Page and application data records
+-------+

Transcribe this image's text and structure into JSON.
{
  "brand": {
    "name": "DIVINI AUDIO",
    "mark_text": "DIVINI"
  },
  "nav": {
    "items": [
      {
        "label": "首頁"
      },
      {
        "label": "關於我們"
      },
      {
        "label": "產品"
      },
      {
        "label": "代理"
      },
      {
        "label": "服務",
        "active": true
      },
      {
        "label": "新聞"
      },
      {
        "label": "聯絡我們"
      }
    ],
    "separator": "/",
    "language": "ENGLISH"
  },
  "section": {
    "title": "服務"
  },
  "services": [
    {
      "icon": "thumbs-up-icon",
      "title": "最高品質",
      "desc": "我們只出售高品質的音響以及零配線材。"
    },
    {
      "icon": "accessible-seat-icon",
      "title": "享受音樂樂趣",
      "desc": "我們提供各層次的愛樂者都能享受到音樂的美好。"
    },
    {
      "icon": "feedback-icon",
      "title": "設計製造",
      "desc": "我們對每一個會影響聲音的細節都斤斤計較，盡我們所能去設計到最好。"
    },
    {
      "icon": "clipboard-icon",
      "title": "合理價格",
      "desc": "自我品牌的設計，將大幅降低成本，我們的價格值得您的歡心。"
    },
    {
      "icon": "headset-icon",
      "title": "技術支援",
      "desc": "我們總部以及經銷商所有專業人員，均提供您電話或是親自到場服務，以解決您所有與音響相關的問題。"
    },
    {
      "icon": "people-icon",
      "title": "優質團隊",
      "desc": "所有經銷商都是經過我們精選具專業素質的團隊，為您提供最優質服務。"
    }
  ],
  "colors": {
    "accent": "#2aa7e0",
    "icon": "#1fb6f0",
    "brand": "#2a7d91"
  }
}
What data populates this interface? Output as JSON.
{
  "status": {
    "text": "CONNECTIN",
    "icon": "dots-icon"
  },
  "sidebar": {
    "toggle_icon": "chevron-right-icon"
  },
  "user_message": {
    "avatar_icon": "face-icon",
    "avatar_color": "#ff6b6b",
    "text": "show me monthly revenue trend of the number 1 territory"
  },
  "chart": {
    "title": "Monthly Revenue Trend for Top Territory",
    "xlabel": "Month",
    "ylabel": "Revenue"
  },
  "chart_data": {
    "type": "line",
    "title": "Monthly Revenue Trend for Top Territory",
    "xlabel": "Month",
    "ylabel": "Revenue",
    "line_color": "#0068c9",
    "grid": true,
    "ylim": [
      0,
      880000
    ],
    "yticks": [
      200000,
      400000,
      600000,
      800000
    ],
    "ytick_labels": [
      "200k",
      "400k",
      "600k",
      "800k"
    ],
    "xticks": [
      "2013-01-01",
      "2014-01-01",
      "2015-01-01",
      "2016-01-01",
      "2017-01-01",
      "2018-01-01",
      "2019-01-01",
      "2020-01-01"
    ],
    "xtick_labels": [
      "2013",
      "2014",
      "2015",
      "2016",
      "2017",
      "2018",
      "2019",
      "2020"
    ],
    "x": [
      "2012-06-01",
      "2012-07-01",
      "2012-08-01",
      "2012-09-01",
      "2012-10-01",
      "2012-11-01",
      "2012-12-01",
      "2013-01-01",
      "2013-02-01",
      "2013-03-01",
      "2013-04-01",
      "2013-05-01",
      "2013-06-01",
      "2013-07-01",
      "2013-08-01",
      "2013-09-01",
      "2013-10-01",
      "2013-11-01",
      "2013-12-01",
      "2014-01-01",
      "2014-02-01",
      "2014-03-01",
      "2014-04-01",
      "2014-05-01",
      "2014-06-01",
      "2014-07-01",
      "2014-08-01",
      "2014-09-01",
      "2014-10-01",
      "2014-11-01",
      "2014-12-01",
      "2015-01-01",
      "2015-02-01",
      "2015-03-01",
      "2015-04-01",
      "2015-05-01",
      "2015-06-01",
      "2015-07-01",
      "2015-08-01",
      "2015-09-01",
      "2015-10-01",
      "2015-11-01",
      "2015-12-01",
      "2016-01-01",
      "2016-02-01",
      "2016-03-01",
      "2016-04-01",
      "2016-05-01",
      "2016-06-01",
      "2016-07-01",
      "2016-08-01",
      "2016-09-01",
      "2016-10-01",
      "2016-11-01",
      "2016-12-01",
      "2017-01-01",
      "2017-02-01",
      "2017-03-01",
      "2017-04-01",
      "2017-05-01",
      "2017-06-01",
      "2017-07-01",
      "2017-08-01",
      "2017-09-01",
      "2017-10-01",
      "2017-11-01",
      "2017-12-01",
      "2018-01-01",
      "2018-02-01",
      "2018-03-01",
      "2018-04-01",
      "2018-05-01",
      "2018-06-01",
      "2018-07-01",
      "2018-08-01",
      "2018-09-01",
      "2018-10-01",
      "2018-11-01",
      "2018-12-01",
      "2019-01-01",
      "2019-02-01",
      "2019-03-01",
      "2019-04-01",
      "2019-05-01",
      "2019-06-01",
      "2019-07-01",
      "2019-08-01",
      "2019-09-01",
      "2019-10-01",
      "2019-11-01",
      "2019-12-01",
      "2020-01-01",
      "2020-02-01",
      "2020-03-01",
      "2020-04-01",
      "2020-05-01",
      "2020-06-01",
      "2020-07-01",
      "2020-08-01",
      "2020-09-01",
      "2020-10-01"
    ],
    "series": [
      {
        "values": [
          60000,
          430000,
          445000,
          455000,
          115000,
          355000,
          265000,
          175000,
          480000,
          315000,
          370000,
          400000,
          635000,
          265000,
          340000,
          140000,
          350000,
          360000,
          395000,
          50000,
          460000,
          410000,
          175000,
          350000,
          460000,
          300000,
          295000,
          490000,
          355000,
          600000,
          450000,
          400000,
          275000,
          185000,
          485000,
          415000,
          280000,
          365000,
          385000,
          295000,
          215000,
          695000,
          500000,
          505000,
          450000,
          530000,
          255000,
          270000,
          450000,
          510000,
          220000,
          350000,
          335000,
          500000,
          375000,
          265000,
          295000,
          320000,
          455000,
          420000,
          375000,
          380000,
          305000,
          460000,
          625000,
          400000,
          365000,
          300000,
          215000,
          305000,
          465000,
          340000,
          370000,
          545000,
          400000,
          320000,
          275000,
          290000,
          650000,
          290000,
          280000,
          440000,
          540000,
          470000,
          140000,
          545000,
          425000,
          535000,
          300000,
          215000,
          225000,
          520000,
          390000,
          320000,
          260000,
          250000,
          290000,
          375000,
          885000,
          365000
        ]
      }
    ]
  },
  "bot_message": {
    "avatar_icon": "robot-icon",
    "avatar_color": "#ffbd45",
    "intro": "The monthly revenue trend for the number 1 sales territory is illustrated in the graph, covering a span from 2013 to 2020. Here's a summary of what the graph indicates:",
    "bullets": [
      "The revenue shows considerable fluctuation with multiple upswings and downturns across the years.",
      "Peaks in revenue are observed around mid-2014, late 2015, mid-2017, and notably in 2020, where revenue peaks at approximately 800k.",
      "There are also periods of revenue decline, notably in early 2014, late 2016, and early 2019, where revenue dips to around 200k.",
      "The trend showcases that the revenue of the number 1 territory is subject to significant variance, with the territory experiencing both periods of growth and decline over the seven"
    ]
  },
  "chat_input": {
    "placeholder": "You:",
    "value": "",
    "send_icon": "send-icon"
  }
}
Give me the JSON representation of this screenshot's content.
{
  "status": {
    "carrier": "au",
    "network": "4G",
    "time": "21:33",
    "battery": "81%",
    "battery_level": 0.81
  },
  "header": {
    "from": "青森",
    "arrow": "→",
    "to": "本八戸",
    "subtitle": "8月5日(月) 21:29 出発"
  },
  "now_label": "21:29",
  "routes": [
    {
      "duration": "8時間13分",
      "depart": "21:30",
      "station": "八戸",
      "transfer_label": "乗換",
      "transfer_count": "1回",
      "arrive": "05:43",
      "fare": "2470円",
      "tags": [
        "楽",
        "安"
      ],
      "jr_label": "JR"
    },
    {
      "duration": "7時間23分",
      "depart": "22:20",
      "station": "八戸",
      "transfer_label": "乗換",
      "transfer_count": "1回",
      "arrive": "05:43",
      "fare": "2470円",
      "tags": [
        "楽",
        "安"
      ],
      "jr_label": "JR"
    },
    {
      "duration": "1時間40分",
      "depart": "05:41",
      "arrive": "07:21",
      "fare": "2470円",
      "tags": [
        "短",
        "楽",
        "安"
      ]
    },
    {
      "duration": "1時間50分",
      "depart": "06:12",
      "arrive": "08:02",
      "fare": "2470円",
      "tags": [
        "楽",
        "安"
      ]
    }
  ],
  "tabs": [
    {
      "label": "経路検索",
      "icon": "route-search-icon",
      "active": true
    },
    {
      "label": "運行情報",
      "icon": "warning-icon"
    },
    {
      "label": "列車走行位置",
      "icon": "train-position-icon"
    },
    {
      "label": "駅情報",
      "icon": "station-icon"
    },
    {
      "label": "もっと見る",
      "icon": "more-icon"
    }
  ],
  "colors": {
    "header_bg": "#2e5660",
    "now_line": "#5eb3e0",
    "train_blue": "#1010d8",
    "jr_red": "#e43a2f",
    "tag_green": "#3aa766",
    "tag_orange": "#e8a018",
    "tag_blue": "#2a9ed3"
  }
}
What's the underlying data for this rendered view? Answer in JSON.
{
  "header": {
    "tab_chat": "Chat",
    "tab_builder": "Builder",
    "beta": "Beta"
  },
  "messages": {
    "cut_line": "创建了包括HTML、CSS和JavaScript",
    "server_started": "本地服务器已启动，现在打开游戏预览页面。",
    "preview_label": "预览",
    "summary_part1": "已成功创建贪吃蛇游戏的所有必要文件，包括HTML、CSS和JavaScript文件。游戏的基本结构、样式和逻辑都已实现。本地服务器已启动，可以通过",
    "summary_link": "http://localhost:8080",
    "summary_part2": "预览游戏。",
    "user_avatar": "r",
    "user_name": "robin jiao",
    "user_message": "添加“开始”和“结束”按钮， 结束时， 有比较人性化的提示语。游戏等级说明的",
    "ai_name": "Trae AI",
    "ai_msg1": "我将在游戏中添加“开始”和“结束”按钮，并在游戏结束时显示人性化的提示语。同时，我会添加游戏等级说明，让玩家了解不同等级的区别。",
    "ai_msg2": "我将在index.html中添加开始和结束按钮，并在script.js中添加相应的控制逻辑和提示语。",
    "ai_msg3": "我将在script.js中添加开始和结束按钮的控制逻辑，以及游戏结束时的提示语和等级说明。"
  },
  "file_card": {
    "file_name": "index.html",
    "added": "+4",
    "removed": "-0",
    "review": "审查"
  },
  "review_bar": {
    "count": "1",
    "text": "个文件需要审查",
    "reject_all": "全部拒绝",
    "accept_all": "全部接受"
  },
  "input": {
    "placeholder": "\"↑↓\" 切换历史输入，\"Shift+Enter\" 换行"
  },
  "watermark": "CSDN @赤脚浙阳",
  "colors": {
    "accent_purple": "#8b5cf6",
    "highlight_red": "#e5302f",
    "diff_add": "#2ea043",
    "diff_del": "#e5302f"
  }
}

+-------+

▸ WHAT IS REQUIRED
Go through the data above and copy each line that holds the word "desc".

▸ RESULT BELOW
      "desc": "我們只出售高品質的音響以及零配線材。"
      "desc": "我們提供各層次的愛樂者都能享受到音樂的美好。"
      "desc": "我們對每一個會影響聲音的細節都斤斤計較，盡我們所能去設計到最好。"
      "desc": "自我品牌的設計，將大幅降低成本，我們的價格值得您的歡心。"
      "desc": "我們總部以及經銷商所有專業人員，均提供您電話或是親自到場服務，以解決您所有與音響相關的問題。"
      "desc": "所有經銷商都是經過我們精選具專業素質的團隊，為您提供最優質服務。"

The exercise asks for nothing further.